Comings also emphasised that the traditional concept of persistence needed to change. It should be accepted that adult learners might drop out and then resume their studies later.
'It's true that employees with low skills don't trust 'suits' - no matter how
nice they are'
Clare Hannah, Learning and Development Director, First UK Bus, responding to a suggestion that shopfloor workers should champion learning opportunities
That was a key message that practitioners took away from the conference, as Joseph Kingsley-Nyinah, a London ESOL teacher, confirmed. 'Some college managers are loath to re-admit students who drop out but the NCSALL research shows this is a pattern that should be expected.'

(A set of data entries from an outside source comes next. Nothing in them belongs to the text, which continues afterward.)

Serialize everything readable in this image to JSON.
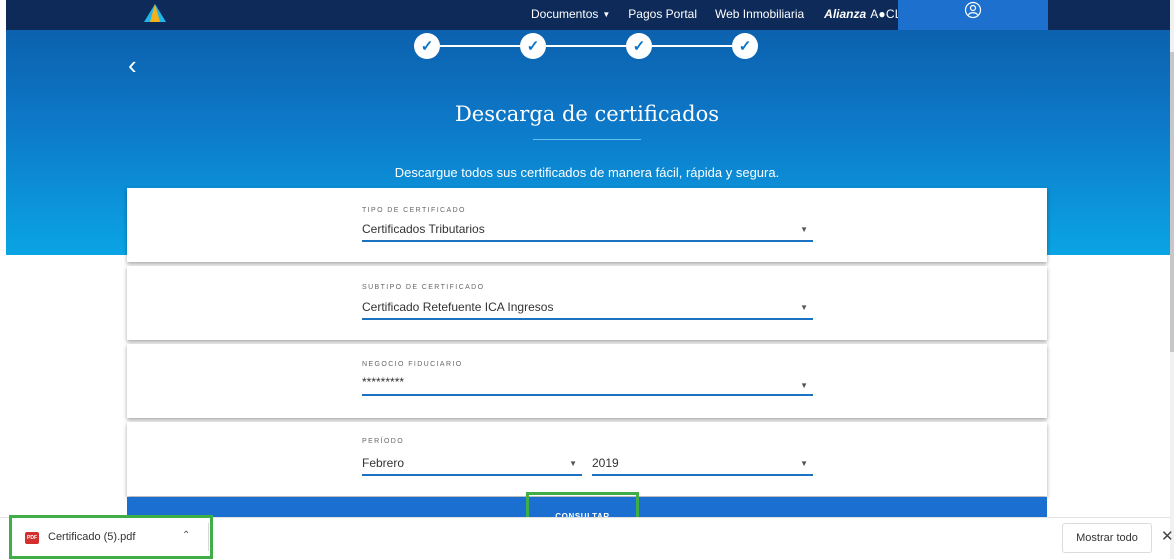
{
  "nav": {
    "items": [
      {
        "label": "Documentos",
        "has_caret": true
      },
      {
        "label": "Pagos Portal",
        "has_caret": false
      },
      {
        "label": "Web Inmobiliaria",
        "has_caret": false
      }
    ],
    "brand_bold": "Alianza",
    "brand_click": "A●CLICK",
    "user_icon": "user-icon"
  },
  "steps": {
    "count": 4,
    "check_glyph": "✓"
  },
  "back_glyph": "‹",
  "title": "Descarga de certificados",
  "subtitle": "Descargue todos sus certificados de manera fácil, rápida y segura.",
  "form": {
    "tipo": {
      "label": "TIPO DE CERTIFICADO",
      "value": "Certificados Tributarios"
    },
    "subtipo": {
      "label": "SUBTIPO DE CERTIFICADO",
      "value": "Certificado Retefuente ICA Ingresos"
    },
    "negocio": {
      "label": "NEGOCIO FIDUCIARIO",
      "value": "*********"
    },
    "periodo": {
      "label": "PERÍODO",
      "month": "Febrero",
      "year": "2019"
    }
  },
  "consult_label": "CONSULTAR",
  "download": {
    "file_name": "Certificado (5).pdf",
    "icon_text": "PDF",
    "show_all": "Mostrar todo",
    "close_glyph": "✕"
  },
  "colors": {
    "nav_bg": "#0e2a58",
    "accent": "#1a72c0",
    "highlight": "#3fae49"
  }
}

The importance of embedding not only literacy and numeracy but communication skills in vocational training was also emphasised. Neil Robertson, head of the Skills for Life Strategy Unit, acknowledged that some occupational sectors already recognised this need. 'I went to Liverpool recently to speak to hairdressers. As I left I picked up a flyer that described the 'recipe' for a successful stylist - it suggested that it was 45 per cent communication skills, 25 per cent vocational skills and the rest was literacy and numeracy.' That point has evidently not percolated down to some hairdressers. Half a mile from the Eastwood conference centre one of the village hairdressers had placed an advert for 'apointments' with the 'beautian' in their shop window.
Much remains to be done therefore. But practitioners who attended the NRDC conference seemed 'up for the challenge' by the final session. 'I have taken part in some very interesting workshops and feel really invigorated now,' said one. 'I am ready to do battle again.' See Letters
'A colleague went into a shop and bought two shirts that were being sold at '20 per cent off'. The woman at the counter said 20 per cent and 20 per cent ... that's 40 per cent off. He said: 'In that case, I'll take five'.' Malcolm Swan, of the University of Nottingham, discussing common mathematical misconceptions
'I read 16 dissertations while we were working on the literature review. No, I don't have a life outside school.' Kathy Stafford of the St Peter's College, New Jersey, describing her contribution to the US Adult Numeracy Initiative
- Malawi: The A to Z of independence
- Norway: Tests are the great leveller
- United States: Over the border and into the classroom
- India: Nothing sinister about the writing on the wall
- Iceland: Definitely divided by age and gender
- England: Leitch charts the path ahead
- OECD: Formative assessment still evolving
- Canada: A beach story for all seasons